(Data entries)
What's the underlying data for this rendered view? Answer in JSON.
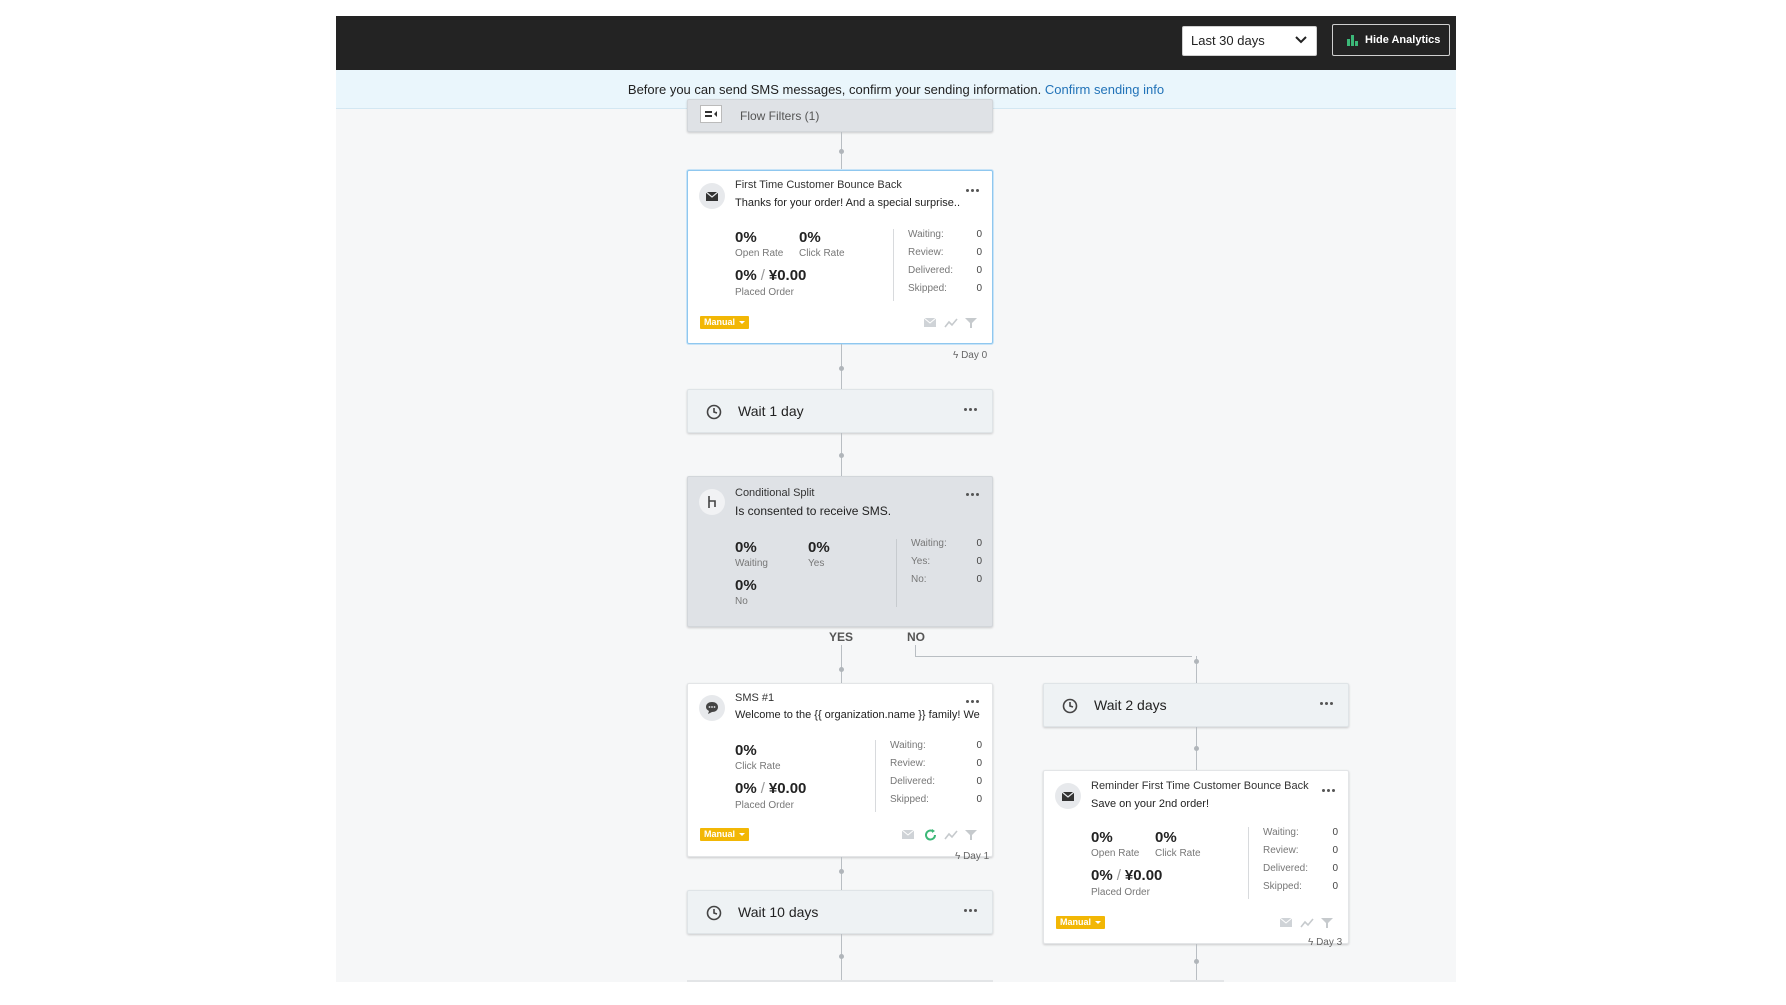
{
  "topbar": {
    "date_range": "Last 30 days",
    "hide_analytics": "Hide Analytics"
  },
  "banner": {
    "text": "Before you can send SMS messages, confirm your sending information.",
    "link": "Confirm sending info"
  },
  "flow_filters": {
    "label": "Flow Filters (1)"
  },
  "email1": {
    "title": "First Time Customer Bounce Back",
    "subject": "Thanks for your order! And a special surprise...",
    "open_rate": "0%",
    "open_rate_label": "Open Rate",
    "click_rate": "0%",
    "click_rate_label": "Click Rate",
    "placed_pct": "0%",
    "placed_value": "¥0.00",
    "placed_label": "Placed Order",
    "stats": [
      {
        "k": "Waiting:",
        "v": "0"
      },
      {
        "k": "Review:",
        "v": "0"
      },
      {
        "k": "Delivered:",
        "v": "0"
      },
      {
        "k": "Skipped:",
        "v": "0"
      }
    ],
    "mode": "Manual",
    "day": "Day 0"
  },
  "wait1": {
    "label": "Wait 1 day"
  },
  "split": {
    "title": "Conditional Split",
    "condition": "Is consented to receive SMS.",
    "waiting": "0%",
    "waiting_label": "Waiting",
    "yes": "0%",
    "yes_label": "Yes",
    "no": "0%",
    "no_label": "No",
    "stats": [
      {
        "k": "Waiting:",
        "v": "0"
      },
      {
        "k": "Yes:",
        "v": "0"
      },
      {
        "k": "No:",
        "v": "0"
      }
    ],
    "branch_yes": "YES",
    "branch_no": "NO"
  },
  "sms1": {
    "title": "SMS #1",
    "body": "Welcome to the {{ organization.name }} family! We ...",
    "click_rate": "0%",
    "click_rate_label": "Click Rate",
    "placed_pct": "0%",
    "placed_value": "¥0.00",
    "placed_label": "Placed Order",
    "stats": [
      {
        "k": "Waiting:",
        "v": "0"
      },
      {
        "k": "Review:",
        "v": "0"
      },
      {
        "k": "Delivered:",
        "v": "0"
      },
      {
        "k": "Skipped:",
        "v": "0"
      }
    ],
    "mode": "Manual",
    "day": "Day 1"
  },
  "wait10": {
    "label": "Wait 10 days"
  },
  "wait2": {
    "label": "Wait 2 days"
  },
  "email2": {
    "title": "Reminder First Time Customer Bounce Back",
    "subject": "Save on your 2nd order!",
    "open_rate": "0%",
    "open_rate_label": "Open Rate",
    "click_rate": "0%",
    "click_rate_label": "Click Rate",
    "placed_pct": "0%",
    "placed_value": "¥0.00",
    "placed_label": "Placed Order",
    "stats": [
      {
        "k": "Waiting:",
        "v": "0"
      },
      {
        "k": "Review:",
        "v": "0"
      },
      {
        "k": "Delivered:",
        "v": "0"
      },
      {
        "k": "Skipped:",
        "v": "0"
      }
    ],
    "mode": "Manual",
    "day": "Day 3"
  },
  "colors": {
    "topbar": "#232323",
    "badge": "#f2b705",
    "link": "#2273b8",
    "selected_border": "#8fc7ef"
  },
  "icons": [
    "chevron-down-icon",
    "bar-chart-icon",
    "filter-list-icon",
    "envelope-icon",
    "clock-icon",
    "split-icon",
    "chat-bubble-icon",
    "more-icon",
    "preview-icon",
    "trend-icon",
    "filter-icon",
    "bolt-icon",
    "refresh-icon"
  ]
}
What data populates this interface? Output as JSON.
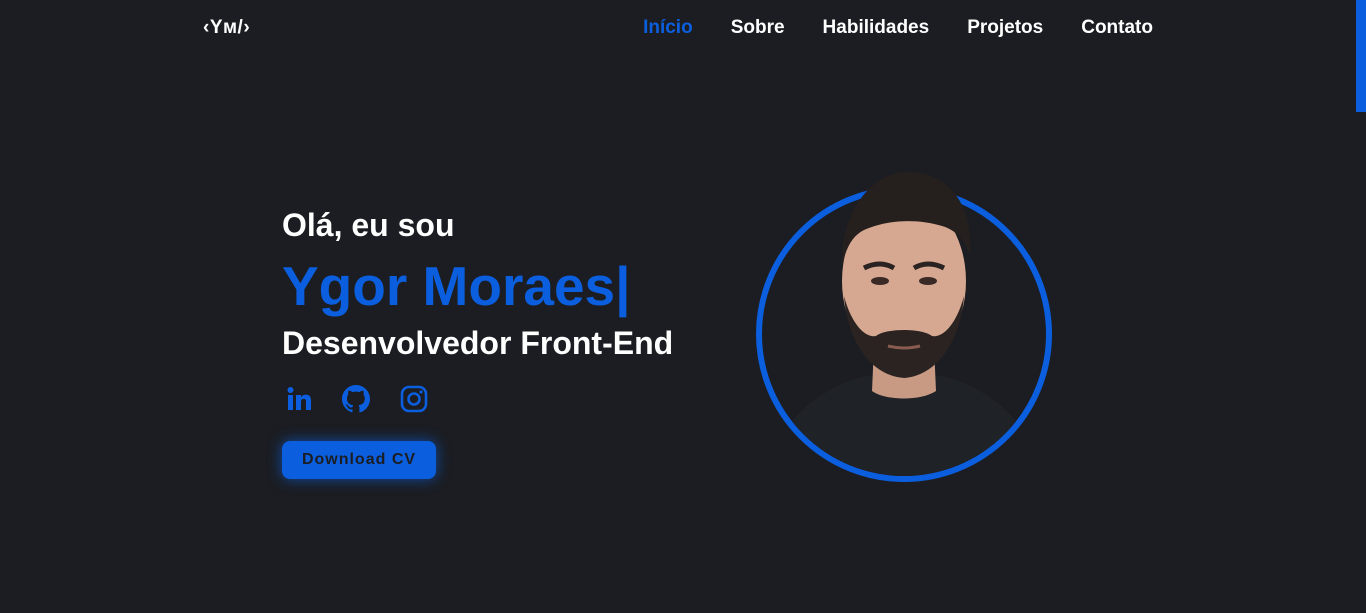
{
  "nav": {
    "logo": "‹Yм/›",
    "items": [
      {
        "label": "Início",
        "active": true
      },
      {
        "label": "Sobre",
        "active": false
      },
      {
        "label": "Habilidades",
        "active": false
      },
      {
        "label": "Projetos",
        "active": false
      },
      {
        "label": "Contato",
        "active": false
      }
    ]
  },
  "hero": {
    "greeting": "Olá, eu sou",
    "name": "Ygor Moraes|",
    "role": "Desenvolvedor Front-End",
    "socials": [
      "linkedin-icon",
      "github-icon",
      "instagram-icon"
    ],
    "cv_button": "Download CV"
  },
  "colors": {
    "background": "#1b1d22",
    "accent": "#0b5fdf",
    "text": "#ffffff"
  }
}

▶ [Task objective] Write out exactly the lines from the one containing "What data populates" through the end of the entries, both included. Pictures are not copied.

▶ [Completed exercise]
What data populates this interface? Output as JSON.
{
  "nav": {
    "logo": "‹Yм/›",
    "items": [
      {
        "label": "Início",
        "active": true
      },
      {
        "label": "Sobre",
        "active": false
      },
      {
        "label": "Habilidades",
        "active": false
      },
      {
        "label": "Projetos",
        "active": false
      },
      {
        "label": "Contato",
        "active": false
      }
    ]
  },
  "hero": {
    "greeting": "Olá, eu sou",
    "name": "Ygor Moraes|",
    "role": "Desenvolvedor Front-End",
    "socials": [
      "linkedin-icon",
      "github-icon",
      "instagram-icon"
    ],
    "cv_button": "Download CV"
  },
  "colors": {
    "background": "#1b1d22",
    "accent": "#0b5fdf",
    "text": "#ffffff"
  }
}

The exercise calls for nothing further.